Larval Ecology - Linking Dispersal, Recruitment and Population Dynamics




I study the ways that larval dispersal interacts with (1) smaller scale settlement and recruitment behavior and (2) larger scale population dynamics and connectivity. Studying such complex phenomena involving biological, physical and chemical oceanography over a range of spatial scales requires interdisciplinary collaboration, and datasets that span a range of spatial and temporal scales.  As a JSPS postdoctoral fellow, in collaboration with Dr. Takashi Noda’s community ecology group at Hokkaido University in Sapporo Japan, I studied rocky shore barnacle recruitment. The broad spatial and temporal scale of the field program allowed me to test the relative influence of physical and biological factors on how recruitment translates to changes in adult populations1.  I also examined how small scale patterns of barnacle recruitment change over across tidal levels2,3.  

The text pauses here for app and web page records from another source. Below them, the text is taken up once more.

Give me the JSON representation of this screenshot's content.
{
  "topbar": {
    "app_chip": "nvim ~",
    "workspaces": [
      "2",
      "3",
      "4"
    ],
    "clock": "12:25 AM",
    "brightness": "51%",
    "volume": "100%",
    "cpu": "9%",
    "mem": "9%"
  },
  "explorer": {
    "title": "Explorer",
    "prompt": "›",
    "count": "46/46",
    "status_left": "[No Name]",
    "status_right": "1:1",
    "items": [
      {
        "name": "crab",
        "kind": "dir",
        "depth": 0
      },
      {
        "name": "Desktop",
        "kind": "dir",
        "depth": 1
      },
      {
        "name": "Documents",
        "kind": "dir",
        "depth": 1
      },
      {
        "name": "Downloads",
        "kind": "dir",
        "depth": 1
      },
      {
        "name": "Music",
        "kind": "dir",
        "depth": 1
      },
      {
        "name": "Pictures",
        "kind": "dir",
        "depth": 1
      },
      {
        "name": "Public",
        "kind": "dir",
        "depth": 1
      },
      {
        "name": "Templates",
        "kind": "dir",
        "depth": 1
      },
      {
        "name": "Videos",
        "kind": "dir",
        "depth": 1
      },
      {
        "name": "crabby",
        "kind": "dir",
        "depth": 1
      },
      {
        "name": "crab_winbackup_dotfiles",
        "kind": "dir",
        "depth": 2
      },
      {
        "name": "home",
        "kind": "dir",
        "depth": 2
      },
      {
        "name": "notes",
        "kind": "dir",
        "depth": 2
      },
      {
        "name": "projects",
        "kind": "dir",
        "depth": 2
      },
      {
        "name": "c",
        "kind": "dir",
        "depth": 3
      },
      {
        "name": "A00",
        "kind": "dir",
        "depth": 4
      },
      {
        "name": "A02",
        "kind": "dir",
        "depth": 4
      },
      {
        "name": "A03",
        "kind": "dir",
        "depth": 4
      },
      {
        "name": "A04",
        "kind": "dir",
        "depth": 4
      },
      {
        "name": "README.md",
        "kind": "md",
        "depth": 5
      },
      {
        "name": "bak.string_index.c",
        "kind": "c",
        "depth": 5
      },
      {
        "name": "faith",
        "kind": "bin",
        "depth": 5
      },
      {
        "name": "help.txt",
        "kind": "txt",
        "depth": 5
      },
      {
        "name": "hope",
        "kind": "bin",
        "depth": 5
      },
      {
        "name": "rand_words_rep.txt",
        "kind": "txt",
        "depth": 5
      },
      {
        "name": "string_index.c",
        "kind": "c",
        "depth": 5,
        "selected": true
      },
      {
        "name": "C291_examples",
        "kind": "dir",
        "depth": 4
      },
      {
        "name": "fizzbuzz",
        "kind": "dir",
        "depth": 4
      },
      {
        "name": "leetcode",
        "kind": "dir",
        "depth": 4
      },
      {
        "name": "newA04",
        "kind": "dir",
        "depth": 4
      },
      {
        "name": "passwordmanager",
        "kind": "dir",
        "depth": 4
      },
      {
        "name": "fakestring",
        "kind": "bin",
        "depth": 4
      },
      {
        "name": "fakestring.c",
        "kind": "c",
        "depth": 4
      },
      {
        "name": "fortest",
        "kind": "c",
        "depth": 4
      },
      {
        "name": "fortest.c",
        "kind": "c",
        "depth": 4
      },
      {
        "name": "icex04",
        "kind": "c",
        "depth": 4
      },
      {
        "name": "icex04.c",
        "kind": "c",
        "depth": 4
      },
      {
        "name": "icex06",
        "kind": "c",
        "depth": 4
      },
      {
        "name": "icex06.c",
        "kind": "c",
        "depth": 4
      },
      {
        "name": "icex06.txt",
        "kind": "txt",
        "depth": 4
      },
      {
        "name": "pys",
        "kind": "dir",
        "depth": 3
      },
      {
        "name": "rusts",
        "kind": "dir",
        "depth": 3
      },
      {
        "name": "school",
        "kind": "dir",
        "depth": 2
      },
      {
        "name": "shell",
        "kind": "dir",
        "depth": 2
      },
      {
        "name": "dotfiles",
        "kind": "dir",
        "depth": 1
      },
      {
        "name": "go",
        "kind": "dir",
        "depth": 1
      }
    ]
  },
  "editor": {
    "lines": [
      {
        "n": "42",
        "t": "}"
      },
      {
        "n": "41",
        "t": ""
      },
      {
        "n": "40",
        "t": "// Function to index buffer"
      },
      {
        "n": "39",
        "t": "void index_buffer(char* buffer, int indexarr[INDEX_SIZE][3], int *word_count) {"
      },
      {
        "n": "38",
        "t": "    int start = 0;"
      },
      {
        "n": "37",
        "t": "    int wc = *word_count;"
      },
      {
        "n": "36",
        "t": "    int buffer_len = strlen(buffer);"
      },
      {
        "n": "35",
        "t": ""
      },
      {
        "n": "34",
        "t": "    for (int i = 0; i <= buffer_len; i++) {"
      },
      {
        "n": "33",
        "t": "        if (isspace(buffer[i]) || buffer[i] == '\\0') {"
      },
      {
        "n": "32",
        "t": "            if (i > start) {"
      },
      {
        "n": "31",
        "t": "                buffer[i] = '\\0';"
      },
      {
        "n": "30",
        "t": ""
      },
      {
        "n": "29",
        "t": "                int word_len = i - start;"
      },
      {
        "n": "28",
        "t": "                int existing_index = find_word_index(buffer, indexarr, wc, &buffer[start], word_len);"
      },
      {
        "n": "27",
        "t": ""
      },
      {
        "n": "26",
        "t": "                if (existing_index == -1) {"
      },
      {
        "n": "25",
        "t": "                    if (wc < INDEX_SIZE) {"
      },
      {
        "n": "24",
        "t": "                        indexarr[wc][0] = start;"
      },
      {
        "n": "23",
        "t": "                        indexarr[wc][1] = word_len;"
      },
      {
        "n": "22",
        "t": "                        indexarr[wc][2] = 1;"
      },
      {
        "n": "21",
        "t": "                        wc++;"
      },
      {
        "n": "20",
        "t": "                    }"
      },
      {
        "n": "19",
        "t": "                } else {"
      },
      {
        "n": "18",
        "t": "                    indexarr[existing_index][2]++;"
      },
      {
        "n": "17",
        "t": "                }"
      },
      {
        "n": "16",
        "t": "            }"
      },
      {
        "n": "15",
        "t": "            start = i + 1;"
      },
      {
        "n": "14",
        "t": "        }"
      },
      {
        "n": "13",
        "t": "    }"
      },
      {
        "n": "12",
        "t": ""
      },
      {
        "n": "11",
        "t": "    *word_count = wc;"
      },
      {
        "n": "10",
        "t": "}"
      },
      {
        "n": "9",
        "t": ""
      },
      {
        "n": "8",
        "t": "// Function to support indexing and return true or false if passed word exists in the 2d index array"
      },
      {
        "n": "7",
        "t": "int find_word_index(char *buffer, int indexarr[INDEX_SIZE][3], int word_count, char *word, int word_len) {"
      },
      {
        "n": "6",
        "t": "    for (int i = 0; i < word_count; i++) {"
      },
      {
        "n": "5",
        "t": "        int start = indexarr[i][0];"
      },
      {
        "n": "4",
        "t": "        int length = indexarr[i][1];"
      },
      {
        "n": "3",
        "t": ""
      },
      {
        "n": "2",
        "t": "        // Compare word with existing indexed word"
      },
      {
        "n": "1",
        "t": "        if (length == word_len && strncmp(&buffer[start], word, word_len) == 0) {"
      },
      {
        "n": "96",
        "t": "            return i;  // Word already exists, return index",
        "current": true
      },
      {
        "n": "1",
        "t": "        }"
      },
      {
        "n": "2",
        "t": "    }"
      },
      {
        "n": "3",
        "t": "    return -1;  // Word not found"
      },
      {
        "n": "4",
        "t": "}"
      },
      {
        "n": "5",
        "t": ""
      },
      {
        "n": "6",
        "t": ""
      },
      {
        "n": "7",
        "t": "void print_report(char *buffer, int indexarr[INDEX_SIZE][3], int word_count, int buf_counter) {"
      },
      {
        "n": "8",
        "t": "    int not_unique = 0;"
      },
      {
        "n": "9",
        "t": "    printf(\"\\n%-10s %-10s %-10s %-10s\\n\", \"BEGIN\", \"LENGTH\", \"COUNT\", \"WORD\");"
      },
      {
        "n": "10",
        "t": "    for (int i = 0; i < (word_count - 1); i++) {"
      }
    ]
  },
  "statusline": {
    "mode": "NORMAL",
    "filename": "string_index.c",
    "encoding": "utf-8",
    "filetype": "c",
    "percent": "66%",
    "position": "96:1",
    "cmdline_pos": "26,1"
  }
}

1 Munroe, D.M., Noda, T. 2010. Physical and Biological Factors Contributing to Changes in the Relative Importance of Recruitment to Population Dynamics. Marine Ecology Progress Series 412: 151-162.

2 Munroe, D.M, and T. Noda. 2009.  Spatial pattern of rocky intertidal barnacle recruitment: comparison over multiple tidal levels and years.  Journal of the Marine Biological Association of the United Kingdom 89(2): 345-353.

3 Munroe, D.M., Noda, T., and Ikeda, T. 2010. Shore Level Changes in Barnacle (Chthamalus dalli) Recruitment Patterns Relative to Rock Surface Topography. Journal of Experimental Marine Biology and Ecology 392: 188-192.